▶ Exercise aim
Every line holding the string "systemu" is to be copied from the entries below.

[Records from a data collection]

★ ★ ★ ★

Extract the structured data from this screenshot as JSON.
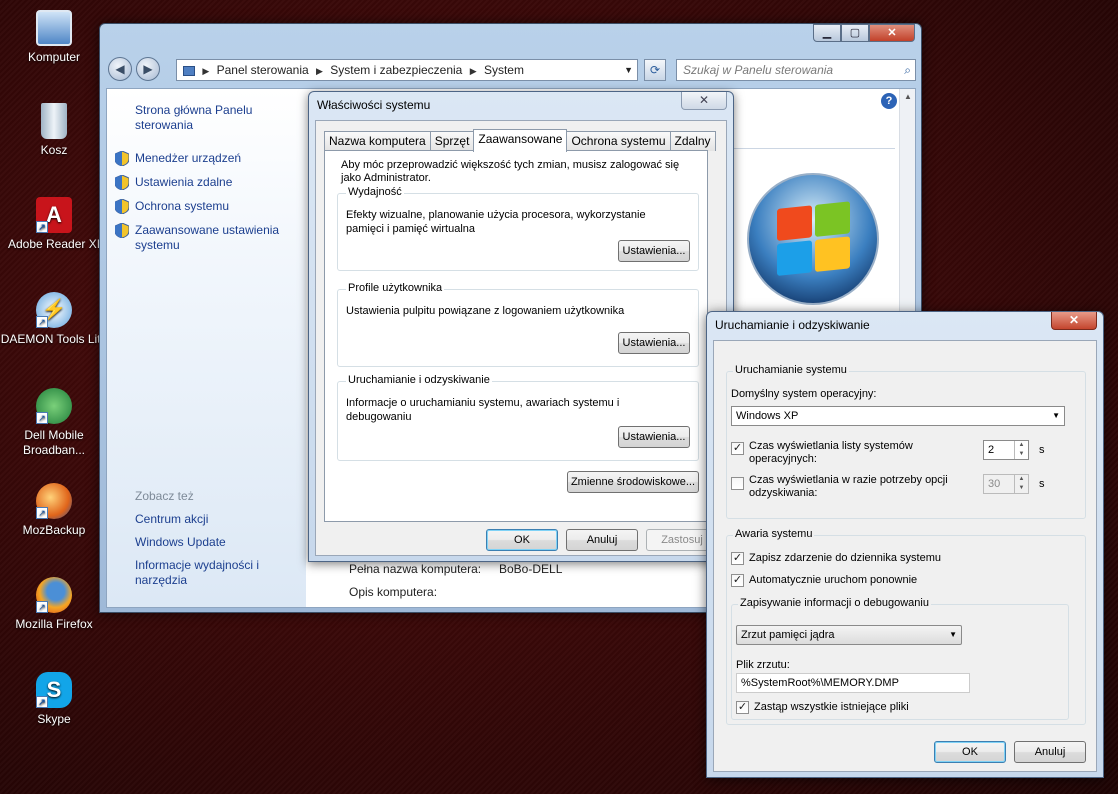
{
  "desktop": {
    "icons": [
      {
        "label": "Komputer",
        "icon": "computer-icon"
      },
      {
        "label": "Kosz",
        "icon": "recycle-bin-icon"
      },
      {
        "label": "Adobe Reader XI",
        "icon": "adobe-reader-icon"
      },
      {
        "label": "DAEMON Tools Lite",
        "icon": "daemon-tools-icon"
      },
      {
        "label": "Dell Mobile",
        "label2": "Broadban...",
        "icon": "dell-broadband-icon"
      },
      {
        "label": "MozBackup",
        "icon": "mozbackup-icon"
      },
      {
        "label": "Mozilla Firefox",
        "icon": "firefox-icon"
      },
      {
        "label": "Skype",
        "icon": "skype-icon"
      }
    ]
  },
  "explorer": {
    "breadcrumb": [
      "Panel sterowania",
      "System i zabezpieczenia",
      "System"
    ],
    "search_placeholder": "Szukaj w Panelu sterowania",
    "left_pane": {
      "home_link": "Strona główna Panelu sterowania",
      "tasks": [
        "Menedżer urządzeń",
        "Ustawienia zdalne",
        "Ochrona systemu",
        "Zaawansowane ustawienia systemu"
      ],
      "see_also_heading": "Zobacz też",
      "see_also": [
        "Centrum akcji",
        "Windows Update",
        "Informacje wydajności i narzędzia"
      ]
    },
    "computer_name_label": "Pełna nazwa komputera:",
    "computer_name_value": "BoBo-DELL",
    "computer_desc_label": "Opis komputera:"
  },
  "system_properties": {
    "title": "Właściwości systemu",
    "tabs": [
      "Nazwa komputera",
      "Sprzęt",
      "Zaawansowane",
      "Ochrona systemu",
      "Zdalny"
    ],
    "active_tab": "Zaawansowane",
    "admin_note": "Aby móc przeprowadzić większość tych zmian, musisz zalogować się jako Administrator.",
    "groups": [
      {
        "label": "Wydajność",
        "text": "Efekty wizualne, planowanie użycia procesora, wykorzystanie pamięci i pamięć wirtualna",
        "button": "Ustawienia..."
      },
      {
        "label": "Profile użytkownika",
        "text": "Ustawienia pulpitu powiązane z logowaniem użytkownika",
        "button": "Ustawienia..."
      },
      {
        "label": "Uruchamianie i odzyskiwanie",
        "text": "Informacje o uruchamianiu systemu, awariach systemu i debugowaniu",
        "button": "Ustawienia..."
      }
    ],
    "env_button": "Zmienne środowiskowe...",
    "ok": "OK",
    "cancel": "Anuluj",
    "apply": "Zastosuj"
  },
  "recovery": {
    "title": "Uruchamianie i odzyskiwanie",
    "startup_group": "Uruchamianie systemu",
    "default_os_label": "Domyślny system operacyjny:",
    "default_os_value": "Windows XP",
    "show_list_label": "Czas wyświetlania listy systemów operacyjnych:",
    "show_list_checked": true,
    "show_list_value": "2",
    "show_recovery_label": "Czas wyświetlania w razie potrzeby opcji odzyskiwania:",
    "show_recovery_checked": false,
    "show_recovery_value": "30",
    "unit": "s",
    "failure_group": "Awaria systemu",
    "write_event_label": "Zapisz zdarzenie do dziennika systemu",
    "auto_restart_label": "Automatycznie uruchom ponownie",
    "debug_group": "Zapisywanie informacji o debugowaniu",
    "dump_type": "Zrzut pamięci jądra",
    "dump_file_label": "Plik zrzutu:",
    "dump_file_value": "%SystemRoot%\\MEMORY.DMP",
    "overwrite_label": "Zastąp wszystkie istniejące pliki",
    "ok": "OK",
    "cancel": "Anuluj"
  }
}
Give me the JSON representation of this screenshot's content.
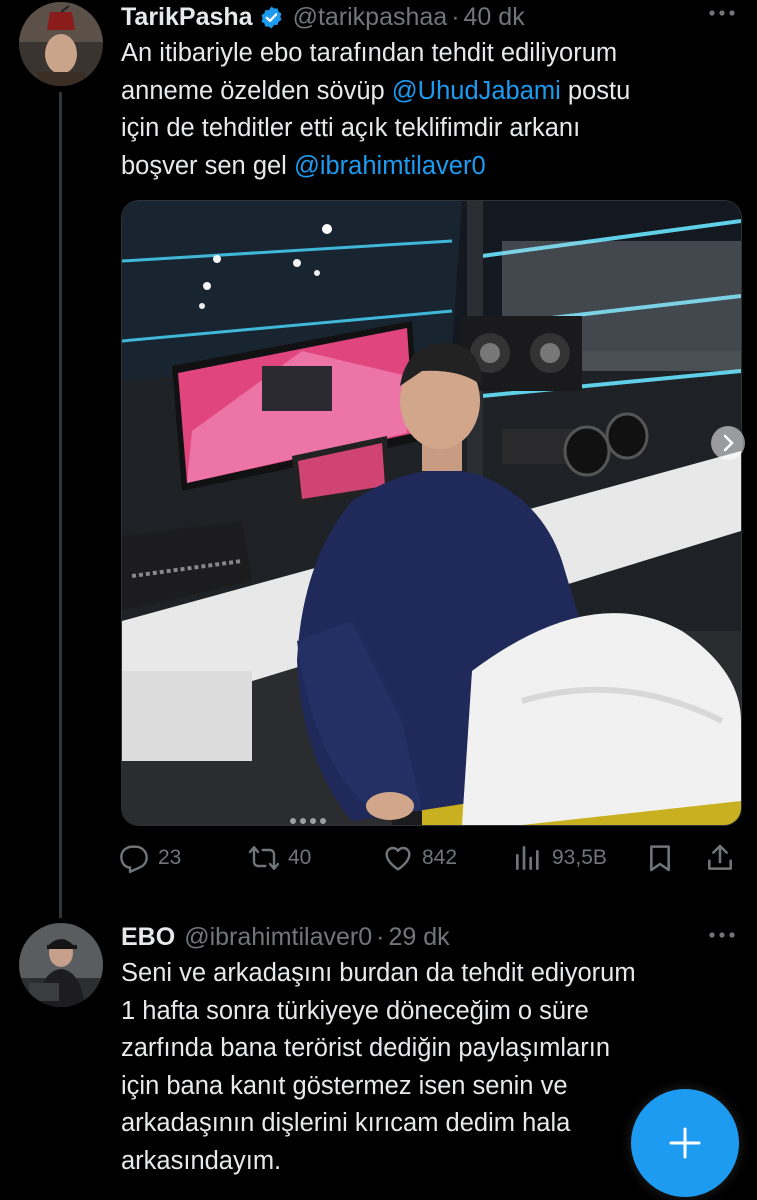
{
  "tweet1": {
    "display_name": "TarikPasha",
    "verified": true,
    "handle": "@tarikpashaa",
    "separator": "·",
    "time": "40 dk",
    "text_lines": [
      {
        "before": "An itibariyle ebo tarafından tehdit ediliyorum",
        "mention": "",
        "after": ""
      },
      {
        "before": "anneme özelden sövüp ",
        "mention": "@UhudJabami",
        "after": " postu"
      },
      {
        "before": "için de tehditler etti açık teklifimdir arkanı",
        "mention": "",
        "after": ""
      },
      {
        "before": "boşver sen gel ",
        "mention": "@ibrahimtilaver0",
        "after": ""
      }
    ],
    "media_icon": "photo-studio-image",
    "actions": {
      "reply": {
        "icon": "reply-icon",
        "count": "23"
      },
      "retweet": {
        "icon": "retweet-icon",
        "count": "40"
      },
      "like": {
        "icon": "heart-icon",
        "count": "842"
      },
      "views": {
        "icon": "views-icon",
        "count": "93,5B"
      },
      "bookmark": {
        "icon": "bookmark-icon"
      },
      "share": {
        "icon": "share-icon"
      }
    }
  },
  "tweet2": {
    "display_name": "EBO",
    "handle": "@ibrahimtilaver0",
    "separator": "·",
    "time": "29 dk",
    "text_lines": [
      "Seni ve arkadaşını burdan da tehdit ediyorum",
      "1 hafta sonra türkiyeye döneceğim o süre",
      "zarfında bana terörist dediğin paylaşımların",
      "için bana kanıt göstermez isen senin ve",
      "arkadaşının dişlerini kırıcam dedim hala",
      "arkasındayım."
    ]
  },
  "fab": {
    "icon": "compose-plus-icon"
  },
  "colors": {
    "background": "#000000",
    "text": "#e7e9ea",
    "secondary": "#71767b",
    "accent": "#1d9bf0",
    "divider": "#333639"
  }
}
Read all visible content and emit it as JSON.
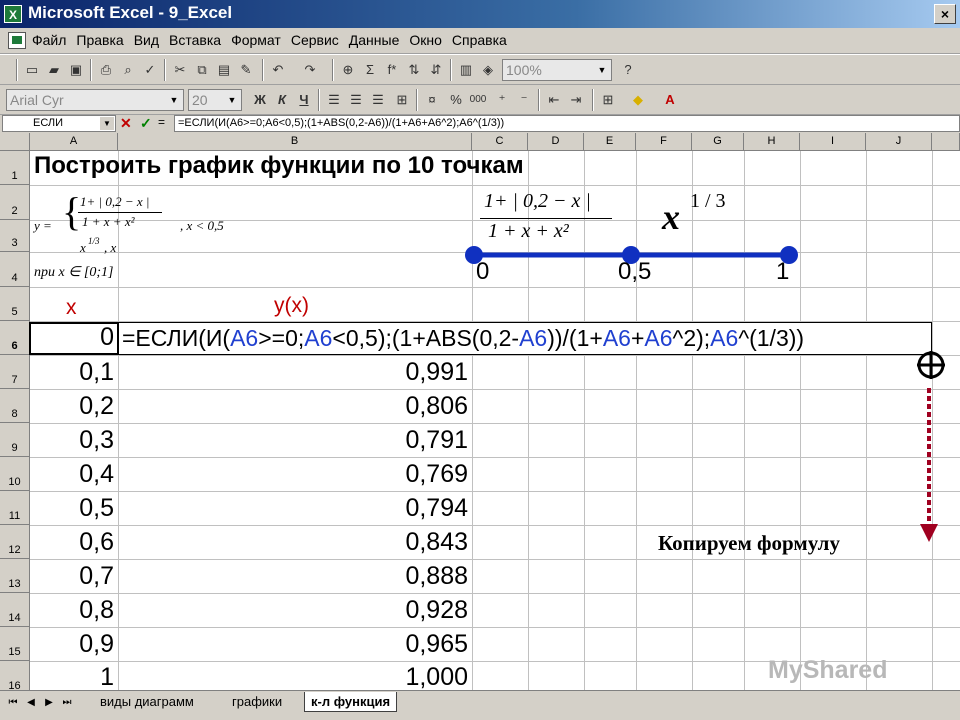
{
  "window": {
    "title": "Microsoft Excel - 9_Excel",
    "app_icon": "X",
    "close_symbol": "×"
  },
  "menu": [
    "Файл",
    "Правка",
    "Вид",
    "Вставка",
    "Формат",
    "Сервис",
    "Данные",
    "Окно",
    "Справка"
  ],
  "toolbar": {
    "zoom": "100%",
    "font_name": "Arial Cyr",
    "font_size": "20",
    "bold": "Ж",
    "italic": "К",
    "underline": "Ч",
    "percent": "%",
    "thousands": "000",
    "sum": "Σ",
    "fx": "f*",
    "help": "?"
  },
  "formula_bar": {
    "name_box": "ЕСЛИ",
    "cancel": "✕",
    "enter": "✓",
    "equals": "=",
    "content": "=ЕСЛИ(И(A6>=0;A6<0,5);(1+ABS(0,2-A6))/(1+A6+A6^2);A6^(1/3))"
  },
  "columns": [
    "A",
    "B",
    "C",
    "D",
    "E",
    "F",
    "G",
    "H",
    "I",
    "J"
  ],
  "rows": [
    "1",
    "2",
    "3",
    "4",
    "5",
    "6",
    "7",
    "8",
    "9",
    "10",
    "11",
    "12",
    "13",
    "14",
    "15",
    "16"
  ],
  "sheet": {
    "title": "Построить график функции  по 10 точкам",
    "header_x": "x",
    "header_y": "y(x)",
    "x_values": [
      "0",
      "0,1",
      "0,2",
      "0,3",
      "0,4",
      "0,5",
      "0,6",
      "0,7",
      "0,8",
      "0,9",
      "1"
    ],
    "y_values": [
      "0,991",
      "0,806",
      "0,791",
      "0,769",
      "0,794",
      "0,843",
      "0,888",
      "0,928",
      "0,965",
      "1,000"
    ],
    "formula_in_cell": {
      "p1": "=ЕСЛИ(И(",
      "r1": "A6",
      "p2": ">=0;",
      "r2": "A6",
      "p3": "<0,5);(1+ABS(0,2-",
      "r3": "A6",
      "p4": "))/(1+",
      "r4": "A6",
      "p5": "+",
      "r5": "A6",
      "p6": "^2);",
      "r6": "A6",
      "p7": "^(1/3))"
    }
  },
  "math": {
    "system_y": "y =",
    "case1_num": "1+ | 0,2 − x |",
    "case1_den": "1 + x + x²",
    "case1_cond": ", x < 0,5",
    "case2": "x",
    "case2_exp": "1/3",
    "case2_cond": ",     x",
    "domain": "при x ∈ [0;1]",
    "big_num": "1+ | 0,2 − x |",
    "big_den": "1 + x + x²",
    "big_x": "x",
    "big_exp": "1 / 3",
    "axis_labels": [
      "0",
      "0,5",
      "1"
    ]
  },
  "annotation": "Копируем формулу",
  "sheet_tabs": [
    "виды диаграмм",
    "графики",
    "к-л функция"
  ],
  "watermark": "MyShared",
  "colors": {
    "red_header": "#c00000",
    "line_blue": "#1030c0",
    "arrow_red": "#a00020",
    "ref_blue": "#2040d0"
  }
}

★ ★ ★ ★

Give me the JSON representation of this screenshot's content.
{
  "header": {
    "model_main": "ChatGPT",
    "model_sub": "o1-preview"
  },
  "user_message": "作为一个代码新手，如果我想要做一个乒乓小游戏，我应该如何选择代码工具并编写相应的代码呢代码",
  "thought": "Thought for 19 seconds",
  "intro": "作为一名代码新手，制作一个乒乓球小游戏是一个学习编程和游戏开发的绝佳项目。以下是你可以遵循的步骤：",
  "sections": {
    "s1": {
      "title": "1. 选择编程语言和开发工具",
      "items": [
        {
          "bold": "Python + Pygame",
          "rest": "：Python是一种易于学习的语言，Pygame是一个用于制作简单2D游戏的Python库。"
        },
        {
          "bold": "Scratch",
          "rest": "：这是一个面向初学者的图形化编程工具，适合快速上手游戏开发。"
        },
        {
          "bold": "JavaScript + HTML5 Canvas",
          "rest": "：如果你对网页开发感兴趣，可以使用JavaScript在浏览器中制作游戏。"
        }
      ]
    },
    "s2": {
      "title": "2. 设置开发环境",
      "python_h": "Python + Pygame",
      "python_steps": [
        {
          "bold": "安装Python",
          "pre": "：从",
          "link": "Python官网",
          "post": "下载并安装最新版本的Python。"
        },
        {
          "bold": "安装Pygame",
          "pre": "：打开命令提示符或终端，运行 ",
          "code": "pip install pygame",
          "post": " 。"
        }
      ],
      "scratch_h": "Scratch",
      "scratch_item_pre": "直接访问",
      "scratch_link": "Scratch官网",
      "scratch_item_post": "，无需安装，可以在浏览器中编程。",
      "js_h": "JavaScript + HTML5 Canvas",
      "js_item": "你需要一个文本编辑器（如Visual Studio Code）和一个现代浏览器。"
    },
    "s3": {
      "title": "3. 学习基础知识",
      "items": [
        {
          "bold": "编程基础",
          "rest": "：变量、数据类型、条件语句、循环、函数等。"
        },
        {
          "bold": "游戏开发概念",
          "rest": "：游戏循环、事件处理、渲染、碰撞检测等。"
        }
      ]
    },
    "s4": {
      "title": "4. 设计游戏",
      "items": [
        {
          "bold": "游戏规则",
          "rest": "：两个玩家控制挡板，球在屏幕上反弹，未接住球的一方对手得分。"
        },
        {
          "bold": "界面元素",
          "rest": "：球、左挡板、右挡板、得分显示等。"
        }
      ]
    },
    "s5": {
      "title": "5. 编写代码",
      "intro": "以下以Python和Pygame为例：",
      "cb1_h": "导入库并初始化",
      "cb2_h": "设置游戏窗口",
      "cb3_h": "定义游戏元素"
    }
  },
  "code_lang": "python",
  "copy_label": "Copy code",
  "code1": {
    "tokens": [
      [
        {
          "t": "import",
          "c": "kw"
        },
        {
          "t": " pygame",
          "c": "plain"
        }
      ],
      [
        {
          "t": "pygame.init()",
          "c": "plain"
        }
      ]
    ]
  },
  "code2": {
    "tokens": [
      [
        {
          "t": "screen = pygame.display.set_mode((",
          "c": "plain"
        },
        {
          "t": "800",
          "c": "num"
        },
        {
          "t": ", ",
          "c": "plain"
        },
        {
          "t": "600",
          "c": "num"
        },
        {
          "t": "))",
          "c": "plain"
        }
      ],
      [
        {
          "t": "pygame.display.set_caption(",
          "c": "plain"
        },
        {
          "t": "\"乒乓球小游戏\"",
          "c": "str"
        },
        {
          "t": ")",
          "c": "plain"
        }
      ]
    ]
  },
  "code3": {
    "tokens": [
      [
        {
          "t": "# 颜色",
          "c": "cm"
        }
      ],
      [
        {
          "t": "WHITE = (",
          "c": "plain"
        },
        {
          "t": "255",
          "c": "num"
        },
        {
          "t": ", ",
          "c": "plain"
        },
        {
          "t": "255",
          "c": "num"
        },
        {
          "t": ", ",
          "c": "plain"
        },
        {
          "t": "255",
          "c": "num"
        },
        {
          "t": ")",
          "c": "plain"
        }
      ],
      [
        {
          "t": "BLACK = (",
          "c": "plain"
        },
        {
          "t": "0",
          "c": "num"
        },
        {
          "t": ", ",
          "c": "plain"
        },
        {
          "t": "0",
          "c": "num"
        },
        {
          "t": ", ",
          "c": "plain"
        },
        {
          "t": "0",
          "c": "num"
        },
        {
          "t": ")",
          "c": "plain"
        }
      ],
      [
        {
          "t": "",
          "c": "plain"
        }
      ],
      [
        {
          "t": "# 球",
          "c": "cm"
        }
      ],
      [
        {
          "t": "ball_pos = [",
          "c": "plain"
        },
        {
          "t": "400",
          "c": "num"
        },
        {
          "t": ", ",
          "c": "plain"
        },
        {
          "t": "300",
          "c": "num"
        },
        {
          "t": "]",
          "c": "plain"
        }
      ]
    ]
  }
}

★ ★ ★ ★

▶ Solution for this task
        "Ochrona systemu",
        "Zaawansowane ustawienia systemu"
    "title": "Właściwości systemu",
      "Ochrona systemu",
        "text": "Informacje o uruchamianiu systemu, awariach systemu i debugowaniu",
    "startup_group": "Uruchamianie systemu",
    "failure_group": "Awaria systemu",
    "write_event_label": "Zapisz zdarzenie do dziennika systemu",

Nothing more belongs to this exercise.